Set to be the main event for Monday’s July 4 celebration at the Monroe County courthouse is the rededication of the 35-foot-tall Alexander Memorial.
The memorial was built in 1928 to honor Monroe County’s veterans of all wars.
The iconic monument, which stands on the southeast corner of the courthouse square, was refurbished in April of this year, by cleaning it and installing eight new limestone panels. The original panels, some of which are now on display inside the courthouse rotunda, had deteriorated in the nearly 100 years since it was first constructed.
Signs have been posted on the courthouse lawn announcing that the space is reserved for the July 4 activities.
The Alexander Memorial needed some additional cleaning on Tuesday this week. The base of the monument, below the recently installed new panels, was spray-painted with slogans supporting reproductive rights.
On Tuesday afternoon crew from Wells Masonry, the same company that installed the new panels, slathered solvent on phrases like “Abortion is not murder” “My body, my choice,” and “Abort the court,” and let it soak for a half hour, before power-washing the limestone surfaces clean.
The slogan’s reference to the “court” is to the recent Supreme Court of the United States ruling that overturned Roe v. Wade, the decision that had found abortion to be a constitutional right. The ruling has prompted protests in Bloomington.
In addition to the unanticipated cleaning of the Alexander Memorial, two other monuments on the courthouse grounds got some attention that has been needed for a while—the World War II monument, and the peace memorial.
On Wednesday, a craftsman from Accent Limestone used epoxy to reattach the grenade-wielding right arm of the soldier in the World War II monument. The World War II statue stands on the northeast corner of the courthouse square.
Also getting a needed repair this week was the peace monument, which was missing the statue’s left arm, which holds aloft a dove. The statue, with its arm and dove, is again whole.
The peace memorial, which stands to the southwest of the courthouse, was dedicated on Nov. 29, 2013 to Warren Henegar, a former county commissioner and county councilor. The plaque on the monument reads in part:
Warren served his country during WW II in the Pacific.
He returned believing that some wars were justified,
but all efforts to bring peace to the world far
outweighed arguments attempting to justify war.
Warren was a constant advocate for peace
and nonviolent resolutions.
Monroe County sheriffs are investigating the spraypainting of the Alexander Memorial, based in part on footage from surveillance cameras mounted on the courthouse building.
That’s a system that was newly installed in January 2020, along with an upgrade to the interior surveillance cameras. Approval of the $15,500 contact with B-Tech for the surveillance system came at the Dec. 18, 2019 meeting of the board of county commissioners.

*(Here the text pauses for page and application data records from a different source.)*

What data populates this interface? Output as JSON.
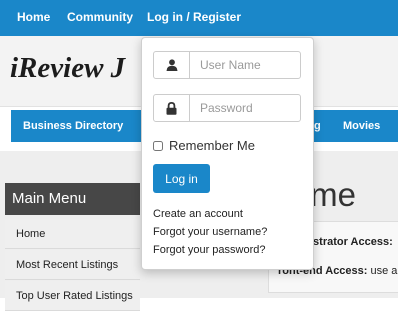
{
  "topnav": {
    "items": [
      {
        "label": "Home"
      },
      {
        "label": "Community"
      },
      {
        "label": "Log in / Register"
      }
    ]
  },
  "site": {
    "brand": "iReview J"
  },
  "mainnav": {
    "items": [
      {
        "label": "Business Directory"
      },
      {
        "label": "g"
      },
      {
        "label": "Movies"
      }
    ]
  },
  "sidebar": {
    "title": "Main Menu",
    "items": [
      {
        "label": "Home"
      },
      {
        "label": "Most Recent Listings"
      },
      {
        "label": "Top User Rated Listings"
      }
    ]
  },
  "main": {
    "heading": "lcome",
    "access": [
      {
        "label": "istrator Access:",
        "text": ""
      },
      {
        "label": "ront-end Access:",
        "text": "use a"
      }
    ]
  },
  "login_dropdown": {
    "username_placeholder": "User Name",
    "password_placeholder": "Password",
    "remember_label": "Remember Me",
    "login_button": "Log in",
    "links": [
      {
        "label": "Create an account"
      },
      {
        "label": "Forgot your username?"
      },
      {
        "label": "Forgot your password?"
      }
    ]
  },
  "colors": {
    "primary": "#1a87c9",
    "menu_header": "#474747"
  }
}
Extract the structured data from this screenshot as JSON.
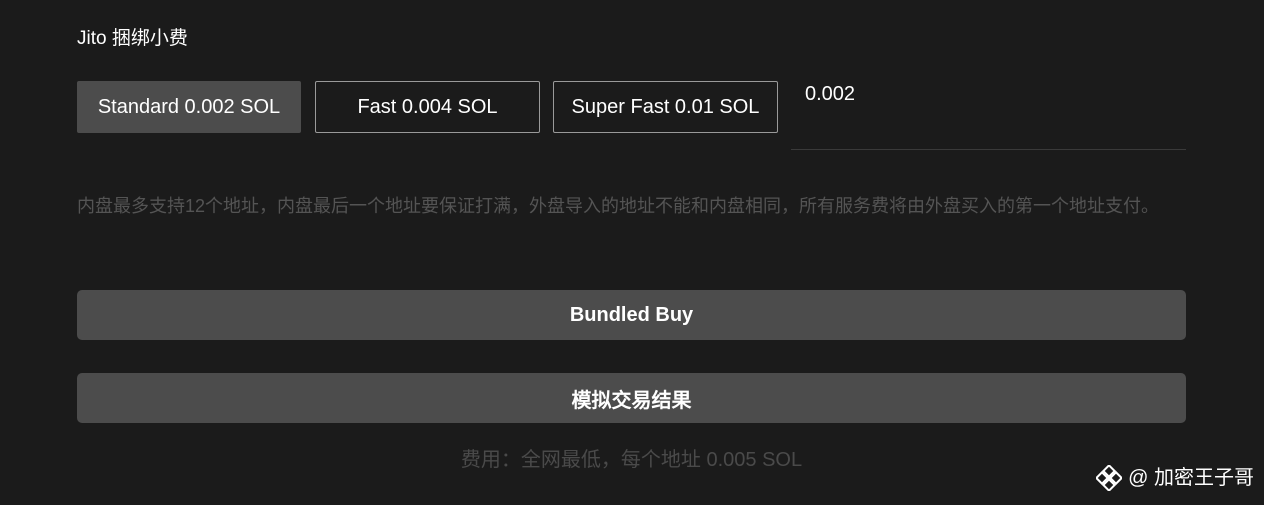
{
  "jito_section": {
    "title": "Jito 捆绑小费",
    "options": [
      {
        "label": "Standard 0.002 SOL",
        "selected": true
      },
      {
        "label": "Fast 0.004 SOL",
        "selected": false
      },
      {
        "label": "Super Fast 0.01 SOL",
        "selected": false
      }
    ],
    "custom_value": "0.002"
  },
  "notice": "内盘最多支持12个地址，内盘最后一个地址要保证打满，外盘导入的地址不能和内盘相同，所有服务费将由外盘买入的第一个地址支付。",
  "buttons": {
    "bundled_buy": "Bundled Buy",
    "simulate": "模拟交易结果"
  },
  "fee_text": "费用：全网最低，每个地址 0.005 SOL",
  "watermark": {
    "text": "@ 加密王子哥",
    "icon": "binance-logo-icon"
  },
  "colors": {
    "background": "#1b1b1b",
    "selected_option": "#4c4c4c",
    "button": "#4c4c4c",
    "muted_text": "#545454"
  }
}
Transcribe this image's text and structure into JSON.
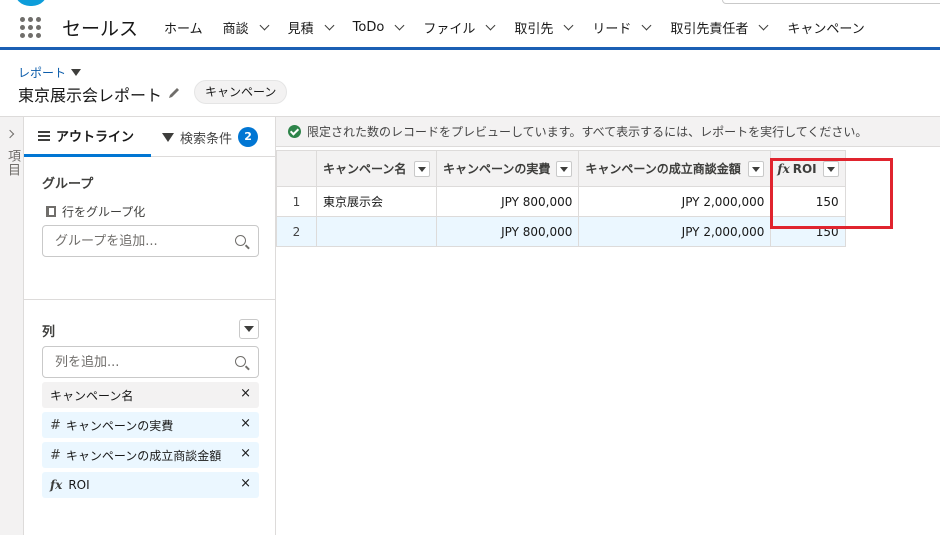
{
  "app": {
    "name": "セールス",
    "nav": [
      {
        "label": "ホーム",
        "has_menu": false
      },
      {
        "label": "商談",
        "has_menu": true
      },
      {
        "label": "見積",
        "has_menu": true
      },
      {
        "label": "ToDo",
        "has_menu": true
      },
      {
        "label": "ファイル",
        "has_menu": true
      },
      {
        "label": "取引先",
        "has_menu": true
      },
      {
        "label": "リード",
        "has_menu": true
      },
      {
        "label": "取引先責任者",
        "has_menu": true
      },
      {
        "label": "キャンペーン",
        "has_menu": false
      }
    ]
  },
  "header": {
    "breadcrumb": "レポート",
    "title": "東京展示会レポート",
    "report_type": "キャンペーン"
  },
  "rail": {
    "label": "項目"
  },
  "panel": {
    "tab_outline": "アウトライン",
    "tab_filters": "検索条件",
    "filter_count": "2",
    "groups": {
      "title": "グループ",
      "row_group_label": "行をグループ化",
      "search_placeholder": "グループを追加..."
    },
    "columns": {
      "title": "列",
      "search_placeholder": "列を追加...",
      "items": [
        {
          "label": "キャンペーン名",
          "prefix": ""
        },
        {
          "label": "キャンペーンの実費",
          "prefix": "#"
        },
        {
          "label": "キャンペーンの成立商談金額",
          "prefix": "#"
        },
        {
          "label": "ROI",
          "prefix": "fx"
        }
      ],
      "remove_glyph": "×"
    }
  },
  "preview": {
    "notice": "限定された数のレコードをプレビューしています。すべて表示するには、レポートを実行してください。",
    "headers": [
      "キャンペーン名",
      "キャンペーンの実費",
      "キャンペーンの成立商談金額",
      "ROI"
    ],
    "rows": [
      {
        "num": "1",
        "name": "東京展示会",
        "cost": "JPY 800,000",
        "won": "JPY 2,000,000",
        "roi": "150"
      },
      {
        "num": "2",
        "name": "",
        "cost": "JPY 800,000",
        "won": "JPY 2,000,000",
        "roi": "150"
      }
    ]
  },
  "colors": {
    "brand_blue": "#0176d3",
    "nav_underline": "#1b5fb4",
    "highlight": "#e0242e"
  }
}
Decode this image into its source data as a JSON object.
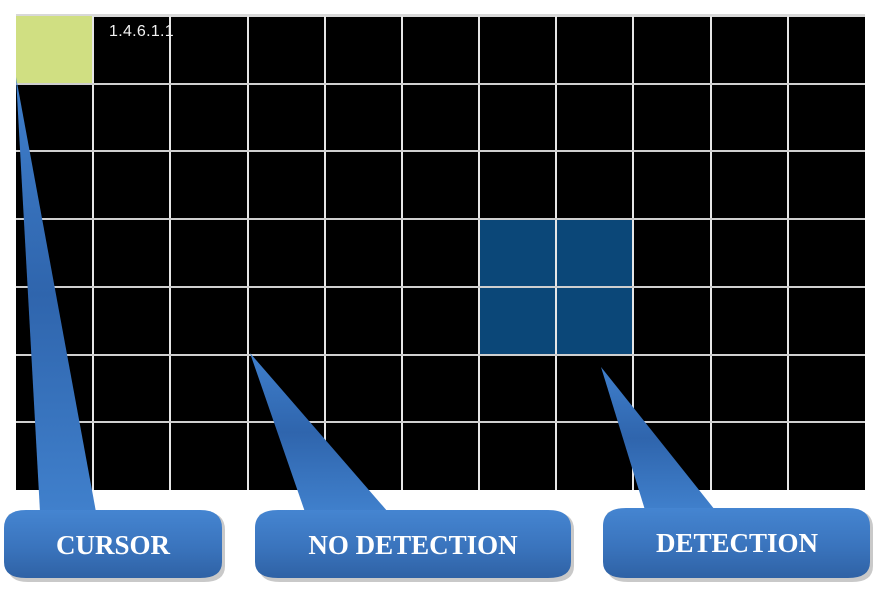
{
  "diagram": {
    "grid": {
      "rows": 7,
      "columns": 11,
      "background_color": "#000000",
      "line_color": "#e6e6e6",
      "cell_label": "1.4.6.1.1",
      "cursor_cell": {
        "row": 0,
        "col": 0,
        "color": "#d0df82"
      },
      "detection_cells": [
        {
          "row": 3,
          "col": 6
        },
        {
          "row": 3,
          "col": 7
        },
        {
          "row": 4,
          "col": 6
        },
        {
          "row": 4,
          "col": 7
        }
      ],
      "detection_color": "#0b4778"
    },
    "callouts": [
      {
        "id": "cursor",
        "label": "CURSOR",
        "points_to": "cursor cell"
      },
      {
        "id": "no-detection",
        "label": "NO DETECTION",
        "points_to": "empty cell"
      },
      {
        "id": "detection",
        "label": "DETECTION",
        "points_to": "detection cells"
      }
    ],
    "callout_color": "#3b78c2"
  }
}
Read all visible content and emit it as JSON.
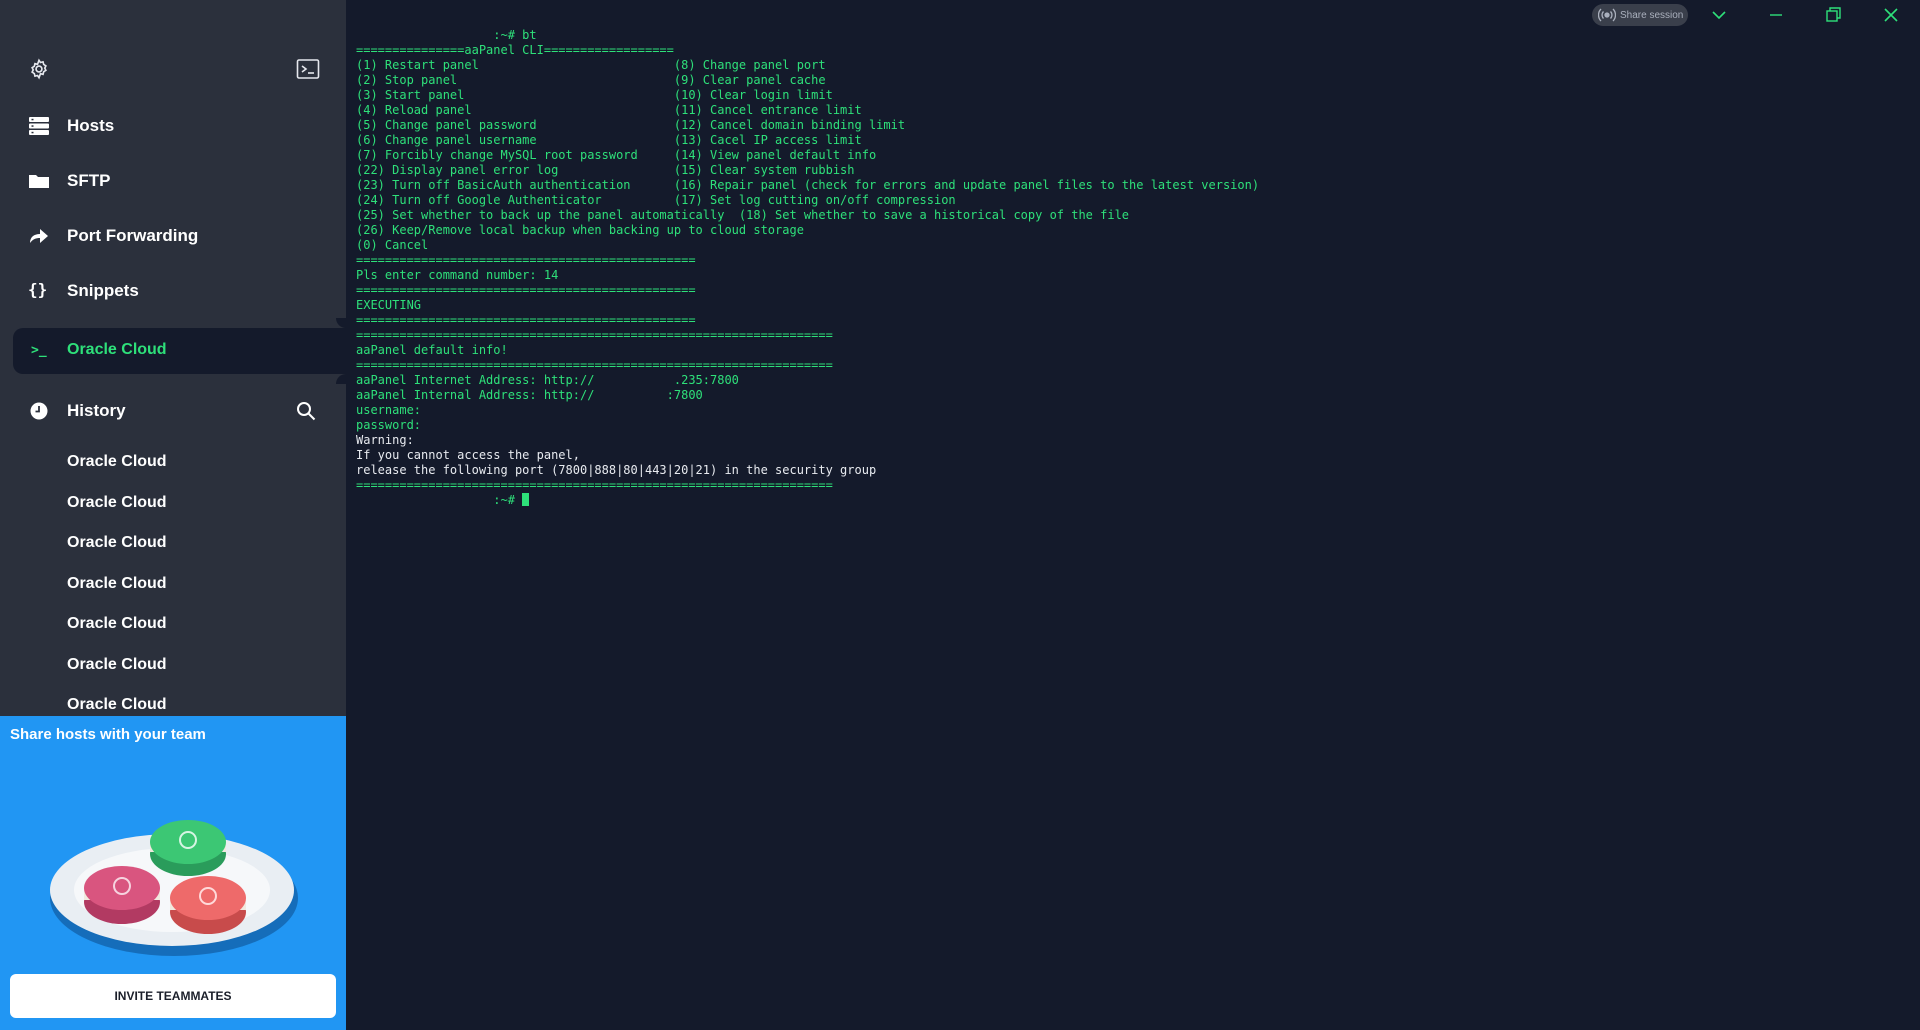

It’s the facilities manager and the head of the technical services department (TSD) who have routine access to courthouse cameras/footage, according to Greg Crohn, who is the new head of technical services. He is the former fleet and facilities manager, who is replacing outgoing TSD head Eric Evans.
Responding to an emailed question, Crohn wrote that camera footage is normally retained for about 60 days. But that varies depending on the amount of foot traffic in the area of a given camera. Recordings of theft, or vandalism are kept until the investigation is complete and the case has been closed or dismissed, Crohn wrote.
The seasonal red-white-and-blue bunting that has been added to the courthouse building has been folded back, away from the exterior surveillance cameras, so that the camera view is not obscured.
The rededication ceremony is scheduled to start at 9 a.m. Monday morning. Bloomington’s July 4 parade is supposed to start at 10 a.m.